This is my Dad. This is all him. Very unassuming, gentle, outdoorsy, coffee and sweet loving dad.
When I was very small, my fondest and most clear memories of my Dad was us going to Coast to Coast on Saturday mornings. Just looking through all of the fun stuff trying to figure out what our next big project would be. We went every Saturday, at least that what I remember. We were very close, but I was, deep down, a momma's girl.
When I was 9 my parents separated. My mom sent us to a friend house and packed our things and left in the middle of the day. I didn't get to say goodbye, but I was 9 and for some reason wasn't that effected with her decision. I didn't get to see my Dad for several months while they made their arrangements. I remember the next time I saw him. We moved from our home with him to Chicago for under a year, then to Texas. We lived in an apartment complex, and I don't remember how my mom let us know he was coming but she did and I saw him as he rounded the corner under harsh night time lights. I realized then how much I missed him, but the time away had taken it's toll. We didn't really know each other anymore. He got a job in the area and bought a house, took us on the weekends and did his best to be the ideal "see you on the weekend dad." But it was never the same as out Coast to Coast days.
We got a little older, I am in my teens now and Dad is Sooo uncool, and dare I say embarrassing. So our distance grew wider, in retrospect I realize he was trying very hard. He offered all kinds of things including an outing to see Haleys Comet. "Once every 86 years, this is your only shot." No thank you thought, I'm sure I had some extremely important teenagery things to do.
I wish I had gone, I wish I had done a lot of things.
One of the things my Dad has done for as long as I can remember is he will set up all of his music gear the night before my birthday and call and sing "You says it's your birthday!" I can't remember when it started but I remember being turned off by it when I was a teenager. I think as a teenager your turned off by everything. When I moved to New York I moved all over the place and he was always able to keep track of me, for my birthday call. I was only 22 and my teenager still hadn't completely warn off by then. Then one year I remembered the day before it was coming and wondered, "would he call?" Why, yes is the answer, on my cell VM, my work VM and over my home answering machine. After that I made sure to have the phone near by when I went to sleep, is he was going to drag out of bed at 6am to give me my birthday song, then I was going to wake up for it. I still sleep with the phone near by the day before my birthday.

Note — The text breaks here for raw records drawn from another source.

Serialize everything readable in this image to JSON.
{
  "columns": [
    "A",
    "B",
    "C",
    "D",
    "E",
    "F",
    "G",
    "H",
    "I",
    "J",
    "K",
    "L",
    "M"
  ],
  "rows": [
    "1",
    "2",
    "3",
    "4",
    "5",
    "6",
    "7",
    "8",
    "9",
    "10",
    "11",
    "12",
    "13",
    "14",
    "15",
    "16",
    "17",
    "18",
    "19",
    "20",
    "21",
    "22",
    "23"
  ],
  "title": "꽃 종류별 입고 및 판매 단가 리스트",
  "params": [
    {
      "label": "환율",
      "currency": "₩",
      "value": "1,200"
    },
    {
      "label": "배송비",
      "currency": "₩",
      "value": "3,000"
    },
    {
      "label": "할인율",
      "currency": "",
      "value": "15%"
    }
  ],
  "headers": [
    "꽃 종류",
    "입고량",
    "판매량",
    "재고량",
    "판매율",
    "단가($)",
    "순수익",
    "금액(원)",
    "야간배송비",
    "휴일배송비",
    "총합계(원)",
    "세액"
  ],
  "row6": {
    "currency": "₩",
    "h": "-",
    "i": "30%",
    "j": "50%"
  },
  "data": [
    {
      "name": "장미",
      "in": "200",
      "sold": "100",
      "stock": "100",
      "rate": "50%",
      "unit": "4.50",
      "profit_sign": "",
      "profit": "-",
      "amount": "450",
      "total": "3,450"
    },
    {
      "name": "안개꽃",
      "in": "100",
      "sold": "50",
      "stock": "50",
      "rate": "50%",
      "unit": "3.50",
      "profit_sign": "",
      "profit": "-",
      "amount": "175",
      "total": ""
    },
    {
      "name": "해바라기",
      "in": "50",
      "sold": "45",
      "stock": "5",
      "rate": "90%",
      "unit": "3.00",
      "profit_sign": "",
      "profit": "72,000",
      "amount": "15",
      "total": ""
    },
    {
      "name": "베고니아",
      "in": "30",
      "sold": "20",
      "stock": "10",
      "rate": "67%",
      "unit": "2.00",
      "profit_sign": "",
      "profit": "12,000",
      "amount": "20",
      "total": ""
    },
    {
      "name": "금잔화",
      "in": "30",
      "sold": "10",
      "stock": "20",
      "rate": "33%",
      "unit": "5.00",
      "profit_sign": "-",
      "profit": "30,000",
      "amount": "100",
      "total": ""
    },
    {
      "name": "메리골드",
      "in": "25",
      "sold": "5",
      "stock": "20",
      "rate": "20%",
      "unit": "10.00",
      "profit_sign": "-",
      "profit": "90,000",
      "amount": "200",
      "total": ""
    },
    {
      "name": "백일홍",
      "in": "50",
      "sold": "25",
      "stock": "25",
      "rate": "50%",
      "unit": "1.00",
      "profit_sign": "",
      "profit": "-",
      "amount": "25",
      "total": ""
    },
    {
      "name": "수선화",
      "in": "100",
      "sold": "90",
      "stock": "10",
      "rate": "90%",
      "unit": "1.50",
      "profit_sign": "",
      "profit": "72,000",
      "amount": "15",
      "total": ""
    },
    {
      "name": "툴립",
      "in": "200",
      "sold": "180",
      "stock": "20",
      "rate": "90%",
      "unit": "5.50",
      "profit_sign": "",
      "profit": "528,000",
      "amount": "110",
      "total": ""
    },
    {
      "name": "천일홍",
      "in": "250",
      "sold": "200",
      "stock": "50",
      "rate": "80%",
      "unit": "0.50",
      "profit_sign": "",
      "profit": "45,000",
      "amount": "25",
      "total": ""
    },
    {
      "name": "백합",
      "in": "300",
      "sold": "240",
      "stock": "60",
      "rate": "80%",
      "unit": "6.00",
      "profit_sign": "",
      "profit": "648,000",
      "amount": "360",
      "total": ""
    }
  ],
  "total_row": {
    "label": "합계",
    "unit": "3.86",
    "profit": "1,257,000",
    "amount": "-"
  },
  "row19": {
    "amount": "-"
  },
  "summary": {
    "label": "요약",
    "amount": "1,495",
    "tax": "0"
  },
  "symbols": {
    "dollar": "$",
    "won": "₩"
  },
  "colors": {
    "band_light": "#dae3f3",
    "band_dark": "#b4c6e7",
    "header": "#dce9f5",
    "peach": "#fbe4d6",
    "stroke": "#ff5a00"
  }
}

This year marked our second annual Grizzel, Howard, Parks, Howe weekend in Tin Top, where all of these shots were taken. Even as late as last year I was still in my "Dad's a dork phase." This year I suggested a game of badminton and while we were playing, I found myself grooving to a non-existent song. Then I looked across the net to find my Dad dancing to the same song. It was in that moment I realized just how much we're alike. Later that day my sister's family, the Parks were close enough to meet them up the road and we went for a walk up the country road to meet them and it was one of our favorite parts of the whole trip. The Howes and my Dad walking and pulling B in the wagon, we had a great chat and fun horse petting adventures. It was simple, and so memorable.
He's found his gentle nurturing side, he never got it much at home as a kid, so it took him some time to develop that skill. He's got it now, and in full force. He's a great father and grand-father, or Papi as he likes to be called. I thank Martha and Dad for this short trip in the summer , a chance for all of us to get to know each other without the burdens of computers and cell phones. I got my Dad back.
Austin Family Photographer